Feeds

Solaris ported to Itanium?

Anything for good marketing

Internet Security Threat Report 2014

Sun Microsystems has turned "good cop" in its campaign against Hewlett Packard's UX by offering the prospect of porting Solaris to Intel's dreaded Itanic.

Sun chief executive Scott McNealy has invited HP to work with Sun, combine R&D and "converge" the company's UX operating system with Sun's Solaris 10 in an open letter written to HP CEO Mark Hurd and published Wednesday.

McNealy's letter was apparently timed to appear on the eve of a joint HP and Intel web cast that is expected to see HP announce new Unix servers running Intel's Madison processor instead of the delayed Montecito version of Itanium.

The proposal seems targeted at HP's ProLiant customers.

In an offer HP will probably find easy to refuse, McNealy wrote: "By combining our resources and investments, HP's customer and developer communities would gain the benefit of the fastest growing operating system in the marketplace: improved economics, rapid innovation, and a rich future roadmap otherwise unavailable to your ProLiant user base."

McNealy has been one of Itanium's staunchest critics, but any "convergence" could actually necessitate that he and his company execute a strategic 180 by porting Solaris to Intel's troubled chip set since UX has been ported to Itanium.

Crazy, but possible?

Solaris marketing director Chris Ratcliffe told The Register that "yes", it is possible. Speaking in the wake of McNealy's letter, Ratcliffe said Sun would be "happy" to discuss porting Solaris to Itanic. Radcliffe noted a port of Solaris 10 for IBM's PowerPC architecture is in the works as a result of Sun's Open Solaris program.

Marketing spin aside, what would a converged Solaris and UX look like? Very unlike UX, apparently, with Solaris leading in areas like predictive self healing and binary and source compatibility, according to Ratcliffe.

"There may be areas we aren't familiar with...or in specific markets and applications," he said, conceding some ground to UX.

Of course, Sun is eyeing up HP's UX customers for Solaris, as it has been doing ever since it launched the HP Away program that also targets Tru64 users. This latest offer comes as IDC revealed Sun's Solaris on Unix business dropped in 2005 while Unix as a whole suffered at the hands of Windows.

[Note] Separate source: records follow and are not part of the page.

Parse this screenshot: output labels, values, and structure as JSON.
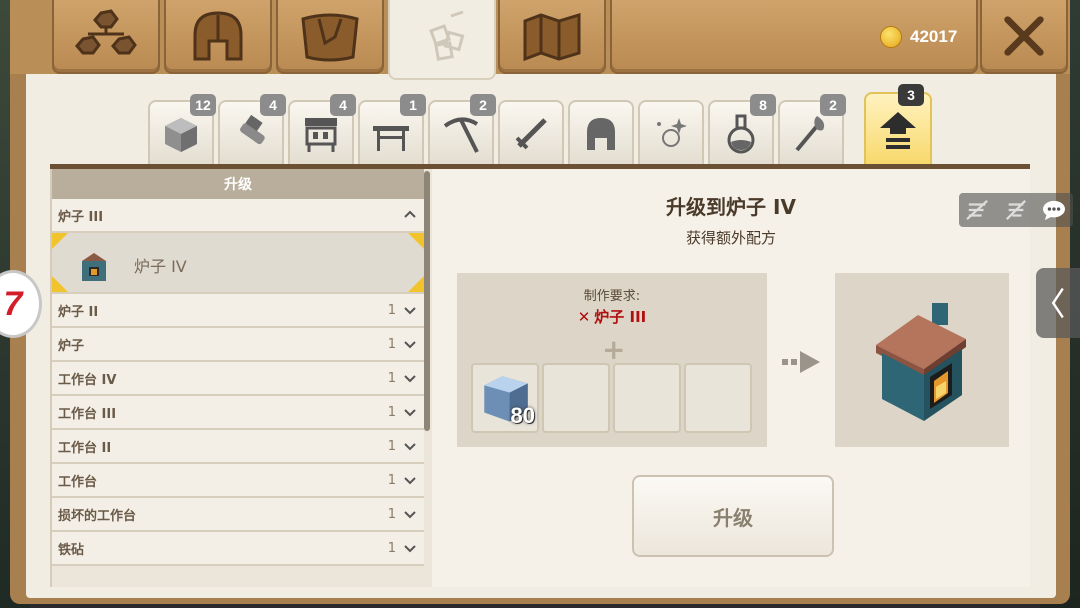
{
  "header": {
    "tabs": [
      {
        "icon": "hierarchy-icon"
      },
      {
        "icon": "helmet-icon"
      },
      {
        "icon": "bag-icon"
      },
      {
        "icon": "crafting-icon",
        "active": true
      },
      {
        "icon": "map-icon"
      }
    ],
    "coins": "42017",
    "close_icon": "close-icon"
  },
  "categories": [
    {
      "icon": "block-icon",
      "count": "12"
    },
    {
      "icon": "tools-icon",
      "count": "4"
    },
    {
      "icon": "machine-icon",
      "count": "4"
    },
    {
      "icon": "table-icon",
      "count": "1"
    },
    {
      "icon": "pickaxe-icon",
      "count": "2"
    },
    {
      "icon": "sword-icon",
      "count": ""
    },
    {
      "icon": "helmet-icon",
      "count": ""
    },
    {
      "icon": "sparkle-icon",
      "count": ""
    },
    {
      "icon": "potion-icon",
      "count": "8"
    },
    {
      "icon": "torch-icon",
      "count": "2"
    },
    {
      "icon": "upgrade-arrow-icon",
      "count": "3",
      "active": true
    }
  ],
  "list": {
    "header": "升级",
    "expanded_group": "炉子 III",
    "selected_item": "炉子 IV",
    "groups": [
      {
        "name": "炉子 II",
        "count": "1"
      },
      {
        "name": "炉子",
        "count": "1"
      },
      {
        "name": "工作台 IV",
        "count": "1"
      },
      {
        "name": "工作台 III",
        "count": "1"
      },
      {
        "name": "工作台 II",
        "count": "1"
      },
      {
        "name": "工作台",
        "count": "1"
      },
      {
        "name": "损坏的工作台",
        "count": "1"
      },
      {
        "name": "铁砧",
        "count": "1"
      }
    ]
  },
  "detail": {
    "title": "升级到炉子 IV",
    "subtitle": "获得额外配方",
    "requirement_label": "制作要求:",
    "requirement_item": "炉子 III",
    "requirement_mark": "✕",
    "plus": "+",
    "slots": [
      {
        "item": "iron-block-icon",
        "count": "80"
      },
      {
        "item": "",
        "count": ""
      },
      {
        "item": "",
        "count": ""
      },
      {
        "item": "",
        "count": ""
      }
    ],
    "result_item": "furnace-icon",
    "upgrade_button": "升级"
  },
  "overlay": {
    "left_badge": "7",
    "chat_icon": "chat-icon"
  },
  "colors": {
    "wood": "#b98e57",
    "paper": "#f2ede2",
    "active_tab": "#f8d86a",
    "requirement_red": "#b01010"
  }
}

Ratcliffe denied Sun is using the offer as a way to scoop up additional Solaris customers and reverse the decline. Instead, he said Solaris and the Unix business is on the cusp of revival as customers move from evaluating Solaris 10 to deployment.

Sun claims 4.2m registered licenses of Solaris 10 with two thirds on x86 and x64. "It takes six to 12 months to see real adoption of the operating system," Ratcliffe said. ®

Intelligent flash storage arrays

More from The Register

next story
Azure TITSUP caused by INFINITE LOOP
Fat fingered geo-block kept Aussies in the dark
NASA launches new climate model at SC14
75 days of supercomputing later ...
Yahoo! blames! MONSTER! email! OUTAGE! on! CUT! CABLE! bungle!
Weekend woe for BT as telco struggles to restore service
You think the CLOUD's insecure? It's BETTER than UK.GOV's DATA CENTRES
We don't even know where some of them ARE – Maude
DEATH by COMMENTS: WordPress XSS vuln is BIGGEST for YEARS
Trio of XSS turns attackers into admins
Cloud unicorns are extinct so DiData cloud mess was YOUR fault
Applications need to be built to handle TITSUP incidents
BOFH: WHERE did this 'fax-enabled' printer UPGRADE come from?
Don't worry about that cable, it's part of the config
Astro-boffins start opening universe simulation data
Got a supercomputer? Want to simulate a universe? Here you go
prev story

Whitepapers

Why cloud backup?
Combining the latest advancements in disk-based backup with secure, integrated, cloud technologies offer organizations fast and assured recovery of their critical enterprise data.
Getting started with customer-focused identity management
Learn why identity is a fundamental requirement to digital growth, and how without it there is no way to identify and engage customers in a meaningful way.
10 threats to successful enterprise endpoint backup
10 threats to a successful backup including issues with BYOD, slow backups and ineffective security.
High Performance for All
While HPC is not new, it has traditionally been seen as a specialist area – is it now geared up to meet more mainstream requirements?
Beginner's guide to SSL certificates
De-mystify the technology involved and give you the information you need to make the best decision when considering your online security options.